That’s the consequence of a summary judgment ruling last week by U.S. District Judge Ronnie Abrams of Manhattan, in a case brought by recording companies against the video-sharing site Vimeo. Abrams ruled that although Vimeo is broadly entitled to DMCA safe harbor protection, the music companies may proceed with claims based on 55 potentially infringing videos either uploaded or otherwise publicly acknowledged by Vimeo staffers. The recording companies didn’t alert Vimeo that any of the videos breached copyrights, but the judge said that Vimeo staff may have known the IP was infringed or else disregarded red-flag warnings about misuse of copyrighted material. Judge Abrams also said that regardless of Vimeo’s anti-infringement policies and actions, there simply is no safe harbor under the DMCA when it comes to common-law copyright misappropriation claims based on songs that predate the federal Copyright Act. In combination, Abrams’ findings mean that Internet sites have no easy escape from litigation over files containing old songs, even when copyright owners don’t provide notice of infringement. If the ruling holds up, it would make more sense for sites simply to ban potentially actionable files rather than try to figure out whether songs in user-uploaded files were recorded before or after February 1972.

As Abrams explained in her decision, she is not the first court to consider the DMCA’s safe harbor protection for pre-1972 songs. In October 2011, her Manhattan federal court colleague William Pauley reached a different conclusion from Abrams in Capitol Records v. MP3tunes. The recording companies in the MP3 case, like those in the Vimeo case, argued that the DMCA can only protect defendants from federal copyright claims, not state or common-law claims, because the Copyright Act specified that it does not annul or limit IP rights that existed before its passage in 1972. Judge Pauley found that to be too cramped a reading of the Copyright Act. In context, he said, it’s clear that the Copyright Act wasn’t intended to prohibit all regulation of pre-1972 recordings; the law’s language on “infringement of copyrights” is meant to encompass violations of both federal and state protections, Pauley wrote.
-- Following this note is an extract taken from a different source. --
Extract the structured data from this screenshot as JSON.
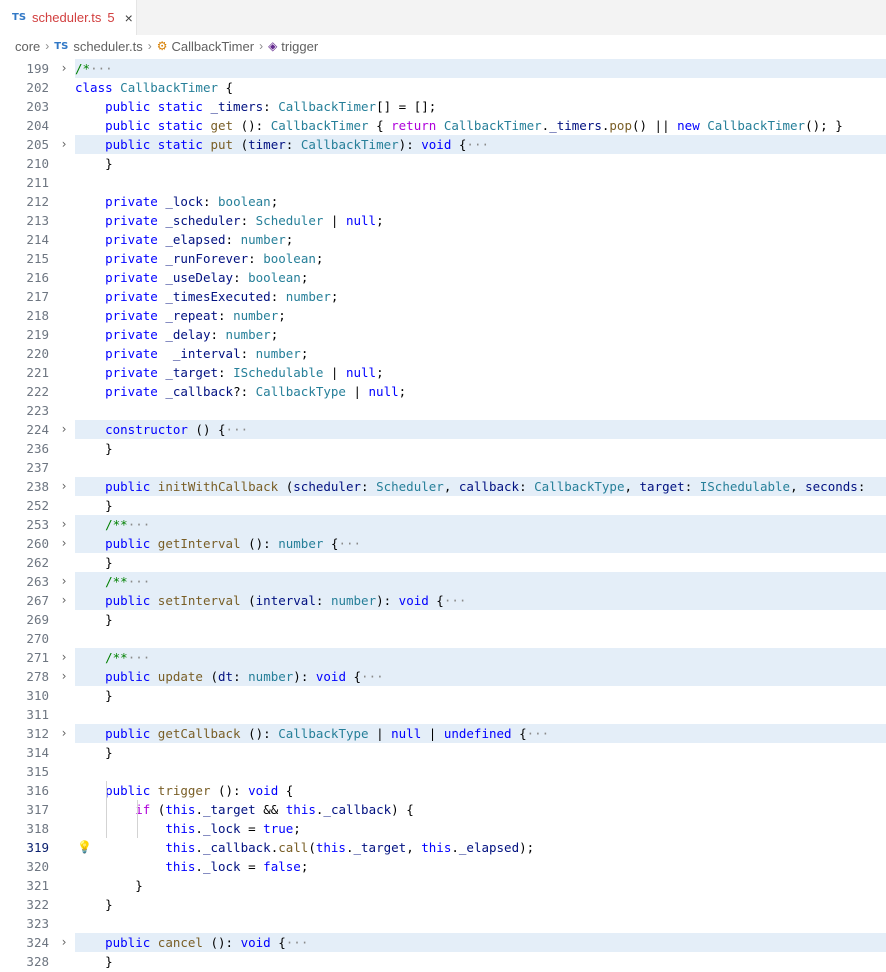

So the DMCA’s safe harbor, according to Pauley, similarly extends to alleged state and federal violations.